The December 2008 coal-ash spill at a Tennessee power plant has been making headlines for two weeks — but few journalists realize there are coal-ash stories to be unearthed in many communities. Here are some clues for finding them.
Concerns over emissions from formaldehyde in pressed-wood products have been building for many years. California's new rules addressing the problem went into effect Jan. 1, 2009. Now EPA is looking at following suit.
An EPA database that has not been made public shows alarming levels of the pesticide atrazine are showing up in water bodies around the U.S.
A series of drinking-water contamination incidents have raised doubts about EPA's safety claims regarding hydraulic fracturing in domestic gas wells. And it's hard for people to get to the bottom of those claims when the identity of the chemicals injected during the process is protected as a "trade secret."

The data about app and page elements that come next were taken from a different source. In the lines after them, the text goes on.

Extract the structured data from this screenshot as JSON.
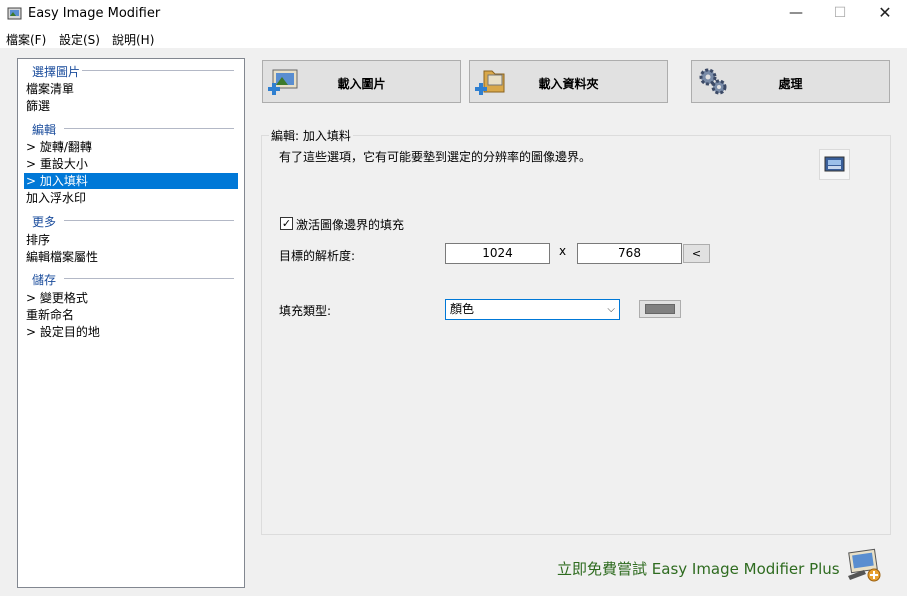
{
  "window": {
    "title": "Easy Image Modifier",
    "controls": {
      "minimize": "—",
      "maximize": "☐",
      "close": "✕"
    }
  },
  "menu": [
    "檔案(F)",
    "設定(S)",
    "說明(H)"
  ],
  "sidebar": {
    "sections": [
      {
        "heading": "選擇圖片",
        "items": [
          {
            "label": "檔案清單"
          },
          {
            "label": "篩選"
          }
        ]
      },
      {
        "heading": "編輯",
        "items": [
          {
            "label": "> 旋轉/翻轉"
          },
          {
            "label": "> 重設大小"
          },
          {
            "label": "> 加入填料",
            "selected": true
          },
          {
            "label": "加入浮水印"
          }
        ]
      },
      {
        "heading": "更多",
        "items": [
          {
            "label": "排序"
          },
          {
            "label": "編輯檔案屬性"
          }
        ]
      },
      {
        "heading": "儲存",
        "items": [
          {
            "label": "> 變更格式"
          },
          {
            "label": "重新命名"
          },
          {
            "label": "> 設定目的地"
          }
        ]
      }
    ]
  },
  "toolbar": {
    "load_images": "載入圖片",
    "load_folder": "載入資料夾",
    "process": "處理"
  },
  "panel": {
    "group_title": "編輯: 加入填料",
    "description": "有了這些選項，它有可能要墊到選定的分辨率的圖像邊界。",
    "activate_checkbox": {
      "label": "激活圖像邊界的填充",
      "checked": true,
      "mark": "✓"
    },
    "target_resolution": {
      "label": "目標的解析度:",
      "width": "1024",
      "times": "x",
      "height": "768",
      "swap_label": "<"
    },
    "fill_type": {
      "label": "填充類型:",
      "selected": "顏色",
      "chevron": "⌵",
      "color": "#808080"
    }
  },
  "footer": {
    "promo": "立即免費嘗試 Easy Image Modifier Plus"
  },
  "colors": {
    "selection": "#0078d7",
    "section_heading": "#1a4c9c",
    "promo": "#2e6b1f"
  },
  "icons": [
    "app-icon",
    "load-images-icon",
    "load-folder-icon",
    "process-gears-icon",
    "picture-icon",
    "promo-icon"
  ]
}
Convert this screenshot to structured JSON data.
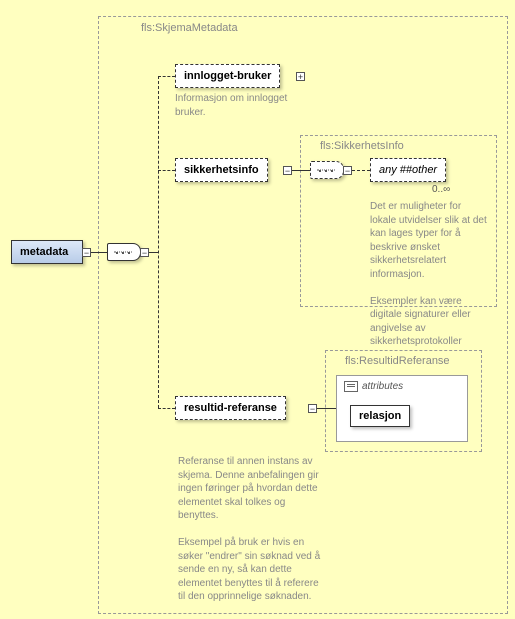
{
  "outer": {
    "label": "fls:SkjemaMetadata"
  },
  "root": {
    "label": "metadata"
  },
  "child1": {
    "label": "innlogget-bruker",
    "desc": "Informasjon om innlogget bruker."
  },
  "child2": {
    "label": "sikkerhetsinfo",
    "type_label": "fls:SikkerhetsInfo",
    "any_label": "any ##other",
    "cardinality": "0..∞",
    "desc": "Det er muligheter for lokale utvidelser slik at det kan lages typer for å beskrive ønsket sikkerhetsrelatert informasjon.\n\n    Eksempler kan være digitale signaturer eller angivelse av sikkerhetsprotokoller"
  },
  "child3": {
    "label": "resultid-referanse",
    "type_label": "fls:ResultidReferanse",
    "attributes_label": "attributes",
    "relasjon_label": "relasjon",
    "desc": "    Referanse til annen instans av skjema. Denne anbefalingen gir ingen føringer på hvordan dette elementet skal tolkes og benyttes.\n\n    Eksempel på bruk er hvis en søker \"endrer\" sin søknad ved å sende en ny, så kan dette elementet benyttes til å referere til den opprinnelige søknaden."
  }
}
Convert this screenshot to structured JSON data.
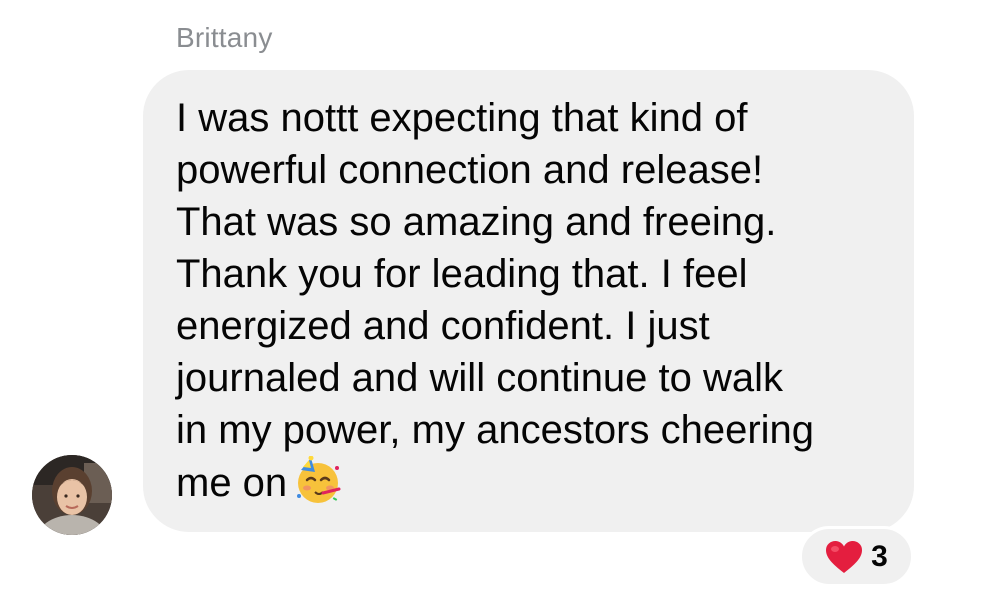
{
  "sender": {
    "name": "Brittany",
    "avatar_icon": "profile-photo"
  },
  "message": {
    "text": "I was nottt expecting that kind of\npowerful connection and release!\nThat was so amazing and freeing.\nThank you for leading that. I feel\nenergized and confident. I just\njournaled and will continue to walk\nin my power, my ancestors cheering\nme on",
    "emoji_icon": "partying-face-icon",
    "bubble_color": "#f0f0f0"
  },
  "reaction": {
    "icon": "red-heart-icon",
    "count": "3",
    "color": "#e41e3f"
  }
}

Twelve states sued EPA Oct. 28, 2007, over the agency's cutbacks in data available to communities about the toxic threats presented to them by nearby industrial plants.
There are at least 61 sites in CO, ID, MT, NM, and WY that naturally contain some form of asbestos, according to a report released July 9, 2007,by the US Geological Survey.

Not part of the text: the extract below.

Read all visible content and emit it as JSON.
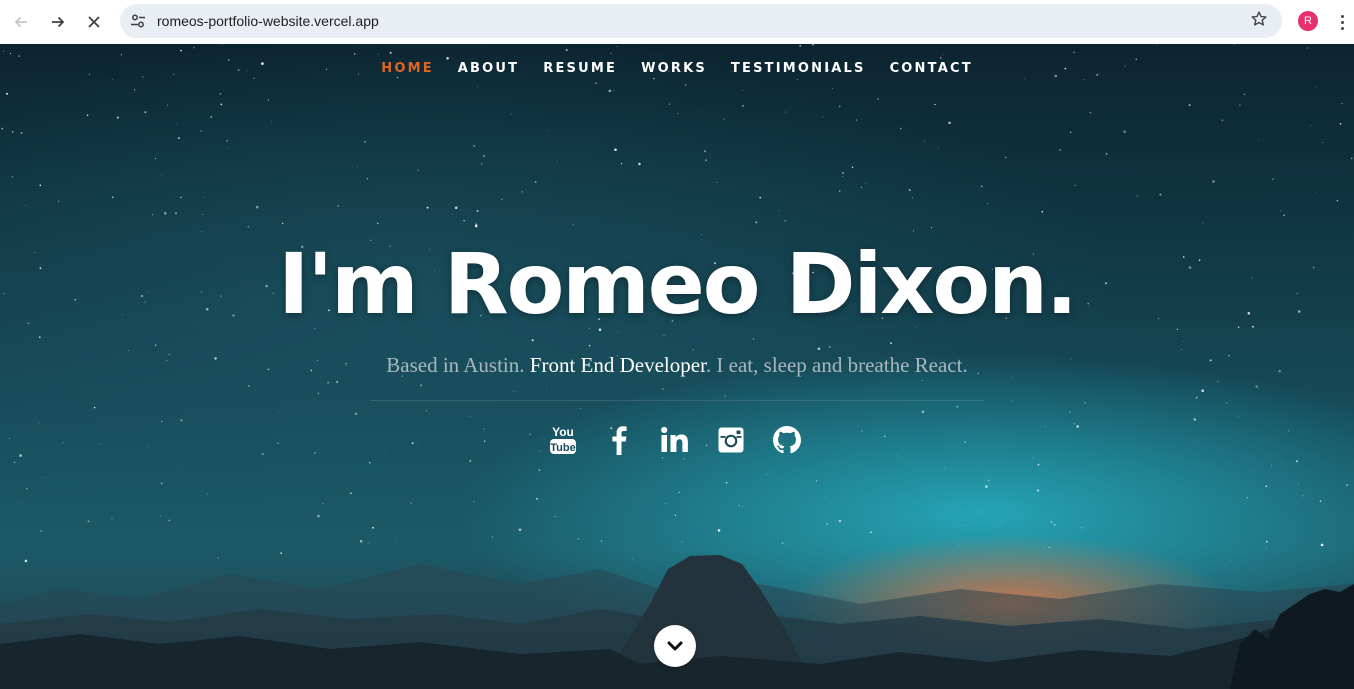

Preliminary results from a Montana air quality study suggest that replacing older wood-burning stoves and fireplaces with cleaner-burning, EPA-certified models can substantially reduce airborne fine particulates.
Along with the usual spooky and spine-tingling sights we have come to expect in caves, another scary inhabitant is turning up — contaminants such as PCBs, pesticides, dioxins, gasoline, fertilizers, sewage, and caffeine.

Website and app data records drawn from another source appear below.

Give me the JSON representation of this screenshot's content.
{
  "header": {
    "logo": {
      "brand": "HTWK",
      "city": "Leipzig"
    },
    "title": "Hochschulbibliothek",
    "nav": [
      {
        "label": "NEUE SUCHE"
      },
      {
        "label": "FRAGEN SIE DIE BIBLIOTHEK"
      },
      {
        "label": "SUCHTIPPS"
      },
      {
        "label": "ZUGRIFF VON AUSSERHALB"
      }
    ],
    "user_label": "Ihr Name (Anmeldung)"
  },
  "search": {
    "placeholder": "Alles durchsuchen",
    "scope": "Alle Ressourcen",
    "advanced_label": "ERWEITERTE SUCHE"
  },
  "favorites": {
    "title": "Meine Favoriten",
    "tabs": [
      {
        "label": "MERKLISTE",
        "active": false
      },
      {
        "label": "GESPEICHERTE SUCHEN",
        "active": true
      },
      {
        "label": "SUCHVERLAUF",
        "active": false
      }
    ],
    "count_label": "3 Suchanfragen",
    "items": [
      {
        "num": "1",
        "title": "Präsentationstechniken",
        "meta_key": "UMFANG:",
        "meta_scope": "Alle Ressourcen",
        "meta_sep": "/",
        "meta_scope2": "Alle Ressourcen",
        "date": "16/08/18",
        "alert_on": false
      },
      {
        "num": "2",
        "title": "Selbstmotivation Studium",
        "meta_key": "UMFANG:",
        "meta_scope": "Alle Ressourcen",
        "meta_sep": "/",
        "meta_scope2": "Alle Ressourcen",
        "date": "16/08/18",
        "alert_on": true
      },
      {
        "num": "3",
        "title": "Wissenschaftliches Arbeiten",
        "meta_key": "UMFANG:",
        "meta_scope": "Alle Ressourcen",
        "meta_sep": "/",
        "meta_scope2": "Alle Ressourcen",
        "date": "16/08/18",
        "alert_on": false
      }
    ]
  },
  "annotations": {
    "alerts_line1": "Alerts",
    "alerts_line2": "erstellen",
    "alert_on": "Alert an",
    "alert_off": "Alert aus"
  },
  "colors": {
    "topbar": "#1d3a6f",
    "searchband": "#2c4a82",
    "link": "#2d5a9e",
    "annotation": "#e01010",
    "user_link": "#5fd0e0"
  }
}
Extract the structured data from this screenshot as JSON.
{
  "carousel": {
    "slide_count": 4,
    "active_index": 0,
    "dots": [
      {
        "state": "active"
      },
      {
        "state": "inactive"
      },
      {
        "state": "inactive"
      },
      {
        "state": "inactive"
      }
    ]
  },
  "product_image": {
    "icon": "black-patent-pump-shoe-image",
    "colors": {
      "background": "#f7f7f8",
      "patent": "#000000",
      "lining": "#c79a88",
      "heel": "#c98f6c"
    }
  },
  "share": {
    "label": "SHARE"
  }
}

These pollutants, which are leaching into caves from the surface and groundwater, can pose a threat to the delicate underground environments that are prized by many, and that provide benefits to people, plants, and animals on the surface. The presence of these contaminants underground also serves as a blunt reminder of how pervasive pollutants are.
Around the world, compact fluorescent lamps (CFLs) are widely touted- and sometimes required - as energy-efficient replacements for standard incandescent bulbs.
FDA's decision on the sale of cloned meat and dairy products is expected soon.